Chris Thomas was one of four captains of the 2003-04 Notre Dame squad, and currently holds the number eight spot on the Notre Dame career scoring list with 1,783 points. He owns the Irish career record for assists with 638, and his collegiate career scoring average of 18.0 points per game ranks 11th on Notre Dame's all-time list. He is also in second place over all in three-point field goals made (250) and three-point field goals attempted (682), third in steals (184), and 11th in three-point field goal percentage. In 2002, he was named the Big East Conference Rookie of the Year and All-Rookie Team selection, and was selected twice for the Big East All-Conference team. He was also the 2002 National Freshman of the Year, and recorded the only triple-double in Notre Dame history against New Hampshire on 11-16-01 (24 points, 11 assists, 11 steals).

Well, that's all folks. That's my All-Time Big East Dream Team. I'm sure there are some folks on here that you may or may not agree with, and I'd love to hear your two cents worth! Drop me a comment and let's debate!

Cheers! (and GO IRISH!)

Friday, November 11, 2011

You Shook Me All Night Long

This week's edition of Retro Friday features the band AC/DC and the song "You Shook Me All Night Long."

AC/DC are an Australian rock band, formed in 1973 by brothers Malcolm and Angus Young. They are most often classified as hard rock, and they are considered pioneers of heavy metal, even though they themselves have always classified their music as plain old "rock and roll". To date they are one of the highest grossing bands of all time. AC/DC underwent several line-up changes before the release of their first album, High Voltage, on 17 February 1975. Band membership remained stable until bassist Mark Evans was replaced by Cliff Williams in 1977 for the album Powerage. Within months of recording the album Highway to Hell, lead singer and co-songwriter Bon Scott died (February 19, 1980), after a night of heavy alcohol consumption. The group briefly considered disbanding, but Scott's parents urged them to continue and hire a new vocalist. Ex-Geordie singer Brian Johnson was auditioned and was ultimately selected to replace Scott. Later that year, the band released their highest selling album, which was also the second highest-selling album by any artist, Back in Black.
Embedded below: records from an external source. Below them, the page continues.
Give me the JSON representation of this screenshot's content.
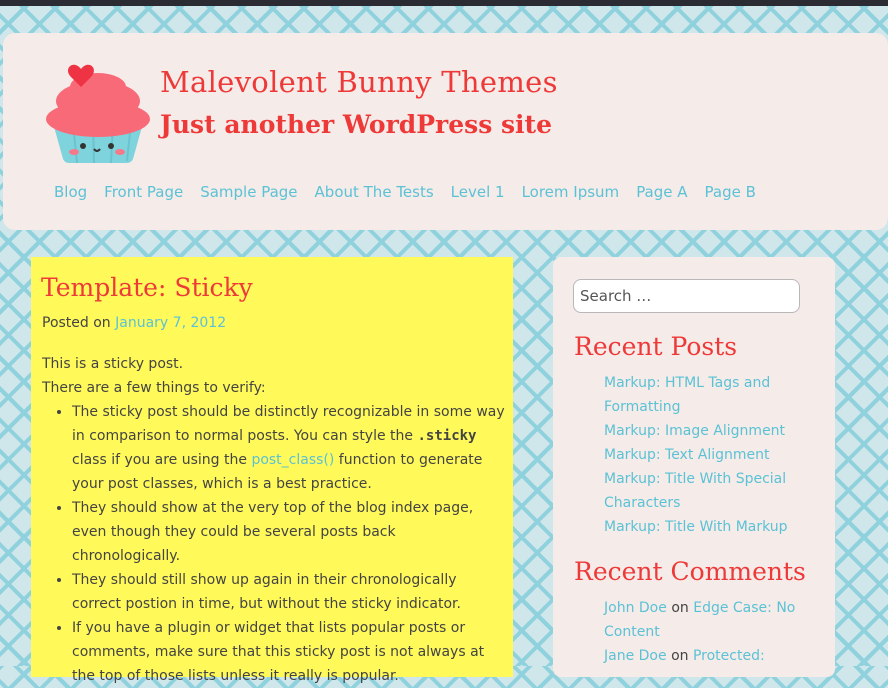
{
  "site": {
    "title": "Malevolent Bunny Themes",
    "tagline": "Just another WordPress site"
  },
  "nav": [
    {
      "label": "Blog"
    },
    {
      "label": "Front Page"
    },
    {
      "label": "Sample Page"
    },
    {
      "label": "About The Tests"
    },
    {
      "label": "Level 1"
    },
    {
      "label": "Lorem Ipsum"
    },
    {
      "label": "Page A"
    },
    {
      "label": "Page B"
    }
  ],
  "post": {
    "title": "Template: Sticky",
    "posted_on": "Posted on",
    "date": "January 7, 2012",
    "intro1": "This is a sticky post.",
    "intro2": "There are a few things to verify:",
    "bullets": [
      {
        "a": "The sticky post should be distinctly recognizable in some way in comparison to normal posts. You can style the ",
        "code": ".sticky",
        "b": " class if you are using the ",
        "link": "post_class()",
        "c": " function to generate your post classes, which is a best practice."
      },
      {
        "text": "They should show at the very top of the blog index page, even though they could be several posts back chronologically."
      },
      {
        "text": "They should still show up again in their chronologically correct postion in time, but without the sticky indicator."
      },
      {
        "text": "If you have a plugin or widget that lists popular posts or comments, make sure that this sticky post is not always at the top of those lists unless it really is popular."
      }
    ]
  },
  "sidebar": {
    "search_placeholder": "Search …",
    "recent_posts_title": "Recent Posts",
    "recent_posts": [
      "Markup: HTML Tags and Formatting",
      "Markup: Image Alignment",
      "Markup: Text Alignment",
      "Markup: Title With Special Characters",
      "Markup: Title With Markup"
    ],
    "recent_comments_title": "Recent Comments",
    "recent_comments": [
      {
        "author": "John Doe",
        "on": "on",
        "post": "Edge Case: No Content"
      },
      {
        "author": "Jane Doe",
        "on": "on",
        "post": "Protected:"
      }
    ]
  },
  "colors": {
    "accent": "#ee3939",
    "link": "#5bc2d6",
    "post_bg": "#fff95a",
    "panel_bg": "#f5ebe8"
  },
  "icons": {
    "logo": "cupcake-icon"
  }
}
"You Shook Me All Night Long" is one of AC/DC's signature songs from their above mentioned most successful album, Back in Black. The song also reappeared on their later album Who Made Who. It is one of the band's top 40 hit singles, reaching number 35 on the Billboard Hot 100 pop singles chart in 1980. The single was re-released internationally in 1986 following the release of the album Who Made Who.

The song's title quite possibly comes from the song "You Shook Me", a Muddy Waters blues song, in which he sings the line "you shook me all night long".

"You Shook Me All Night Long" placed at No. 10 on VH1's list of "The 100 Greatest Songs of the 80s". It was also No. 1 on VH1's "Top Ten AC/DC Songs". In the song, the lead singer Brian Johnson relates the story of a night with a beautiful woman.

The song "You Shook Me All Night Long" has also become a staple of AC/DC concerts, and is almost never excluded from the set list, and it is also widely known as their signature song, competing with "Back in Black" and "Highway to Hell" for the title.

For some reason, this song has Freshman year written all over it, which somehow I find quite amusing. I have this distinct memory of this song being played, at almost every dance Freshman year. Heck, at every dance in college. It, for whatever reason, was one of those anthems that just had to be played at dances!

Okay, and on that random note, here's a little AC/DC and "You Shook Me All Night Long" for your listening pleasure!

AC/DC - You Shook Me All Night Long by hushhush112